It’s strange how you can remember where you were who you were with and the smallest details of seminal events that color our history.
Twenty- five years ago today, I was standing in my kitchen covered up to my elbows in jerky marinade as I was attempting to make the treat homemade. Although labor intensive it seemed to be well within my skill set and I was anxious to use my new dehydrator.
When the phone rang, I picked it up as my husband was outdoors doing yard work. I heard in single words: accident, Emergency Room, air flight. Come now!
I called frantically to my husband to come NOW, at the same time ripping my marinade spattered blouse off replacing with a clean shirt.
It was a short ten mile drive to the hospital but a university football game traffic slowed the frantic drive.
Family filled the sidewalk in front of the hospital doors. Inside, my daughter in law sat, her face ashen.
Her mother came to meet us. The tragic story almost too sad to comprehend.
In time, an ER Nurse came to get the two grandmothers. We were led down a darkened narrow corridor to see our youngest grandchild. To say goodbye.
Nothing could have prepared us for the sight of our precious boy with a a row of angry metal staples holding his small head together. In the background, the woosh of life-support equipment. This.was not to save his life but his viable transplantable organs.
The transplant team, chaplains and nurses had taken me aside beforehand with the grim frankness of the prognosis. The request of me to convince his mother to let him go.
The day was one of the saddest of my life. Phone calls to great grandparents; a phone call to my son, his father, who was in prison. The rest of the day and following week unfolded in black and white like a silent movie.

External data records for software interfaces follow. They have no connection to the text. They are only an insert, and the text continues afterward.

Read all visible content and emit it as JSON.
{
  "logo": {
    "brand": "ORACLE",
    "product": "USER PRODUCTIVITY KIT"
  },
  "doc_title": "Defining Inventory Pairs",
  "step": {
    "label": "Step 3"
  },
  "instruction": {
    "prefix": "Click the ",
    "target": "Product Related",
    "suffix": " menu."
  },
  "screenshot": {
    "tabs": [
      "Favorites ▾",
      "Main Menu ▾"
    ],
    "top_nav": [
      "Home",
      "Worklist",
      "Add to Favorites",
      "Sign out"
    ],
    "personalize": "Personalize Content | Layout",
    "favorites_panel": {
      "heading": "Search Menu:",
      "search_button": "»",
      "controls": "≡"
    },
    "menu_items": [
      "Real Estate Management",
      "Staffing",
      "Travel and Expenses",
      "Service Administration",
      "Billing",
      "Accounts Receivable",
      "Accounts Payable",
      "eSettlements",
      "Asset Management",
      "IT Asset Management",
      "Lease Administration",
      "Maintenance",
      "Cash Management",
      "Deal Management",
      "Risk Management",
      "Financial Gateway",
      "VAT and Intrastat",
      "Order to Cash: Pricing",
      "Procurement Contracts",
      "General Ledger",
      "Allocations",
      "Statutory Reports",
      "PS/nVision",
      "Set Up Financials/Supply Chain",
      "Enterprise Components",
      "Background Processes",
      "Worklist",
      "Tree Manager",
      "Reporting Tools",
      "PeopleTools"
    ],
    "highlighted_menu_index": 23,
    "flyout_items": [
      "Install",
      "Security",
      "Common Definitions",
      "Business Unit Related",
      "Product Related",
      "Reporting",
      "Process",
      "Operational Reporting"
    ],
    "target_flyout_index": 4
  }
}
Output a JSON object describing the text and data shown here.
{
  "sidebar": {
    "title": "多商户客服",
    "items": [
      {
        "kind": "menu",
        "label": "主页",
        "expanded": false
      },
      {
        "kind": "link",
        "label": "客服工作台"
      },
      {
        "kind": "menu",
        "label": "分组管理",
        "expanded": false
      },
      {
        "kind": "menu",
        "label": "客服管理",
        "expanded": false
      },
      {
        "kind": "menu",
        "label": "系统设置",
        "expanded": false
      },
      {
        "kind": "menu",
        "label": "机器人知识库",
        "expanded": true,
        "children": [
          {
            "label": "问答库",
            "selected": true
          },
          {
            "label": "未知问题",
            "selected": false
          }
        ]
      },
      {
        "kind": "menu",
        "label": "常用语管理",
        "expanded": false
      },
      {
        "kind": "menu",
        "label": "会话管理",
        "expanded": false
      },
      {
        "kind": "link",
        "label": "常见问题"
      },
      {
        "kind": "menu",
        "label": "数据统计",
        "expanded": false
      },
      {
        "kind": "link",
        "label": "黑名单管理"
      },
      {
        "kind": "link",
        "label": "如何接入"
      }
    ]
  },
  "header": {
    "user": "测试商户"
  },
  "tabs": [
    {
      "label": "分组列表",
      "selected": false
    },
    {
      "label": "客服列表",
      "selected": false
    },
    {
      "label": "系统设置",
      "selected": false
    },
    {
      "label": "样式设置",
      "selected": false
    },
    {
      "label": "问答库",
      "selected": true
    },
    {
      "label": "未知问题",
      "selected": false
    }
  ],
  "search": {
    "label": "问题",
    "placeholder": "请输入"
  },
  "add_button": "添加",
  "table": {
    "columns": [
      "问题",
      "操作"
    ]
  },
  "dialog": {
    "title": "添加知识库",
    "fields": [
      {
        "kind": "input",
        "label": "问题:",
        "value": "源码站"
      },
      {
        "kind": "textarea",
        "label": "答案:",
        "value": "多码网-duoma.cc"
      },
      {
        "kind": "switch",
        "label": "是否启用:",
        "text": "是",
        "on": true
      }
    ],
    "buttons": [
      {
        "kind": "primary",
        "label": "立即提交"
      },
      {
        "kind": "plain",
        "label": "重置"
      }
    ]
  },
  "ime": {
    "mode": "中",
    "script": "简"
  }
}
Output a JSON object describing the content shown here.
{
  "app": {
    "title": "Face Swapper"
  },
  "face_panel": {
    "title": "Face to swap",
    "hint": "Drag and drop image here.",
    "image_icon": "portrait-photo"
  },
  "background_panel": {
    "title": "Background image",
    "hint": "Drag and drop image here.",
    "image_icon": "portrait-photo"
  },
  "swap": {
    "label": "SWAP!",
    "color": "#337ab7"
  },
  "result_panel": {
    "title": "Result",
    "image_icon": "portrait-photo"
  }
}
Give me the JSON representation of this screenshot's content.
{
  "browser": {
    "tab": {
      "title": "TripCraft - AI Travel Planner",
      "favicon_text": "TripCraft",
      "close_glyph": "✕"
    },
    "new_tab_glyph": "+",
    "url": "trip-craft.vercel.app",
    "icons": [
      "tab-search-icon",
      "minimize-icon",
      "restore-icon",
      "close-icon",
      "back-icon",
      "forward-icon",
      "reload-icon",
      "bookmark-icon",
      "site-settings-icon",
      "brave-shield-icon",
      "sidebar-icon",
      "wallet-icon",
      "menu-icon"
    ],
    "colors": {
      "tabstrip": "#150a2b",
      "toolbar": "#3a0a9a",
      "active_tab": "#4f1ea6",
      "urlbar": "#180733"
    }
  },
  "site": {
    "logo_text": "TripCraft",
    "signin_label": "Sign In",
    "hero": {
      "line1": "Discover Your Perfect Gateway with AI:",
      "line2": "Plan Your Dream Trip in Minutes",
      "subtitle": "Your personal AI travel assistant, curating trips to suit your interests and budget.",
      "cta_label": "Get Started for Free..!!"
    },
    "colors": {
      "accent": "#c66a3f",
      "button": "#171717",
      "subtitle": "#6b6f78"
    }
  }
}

I remember other events that marked time on my life but none like the death of baby Joshua, that burned grief indelibly ony heart.
© Nancilynn Saylor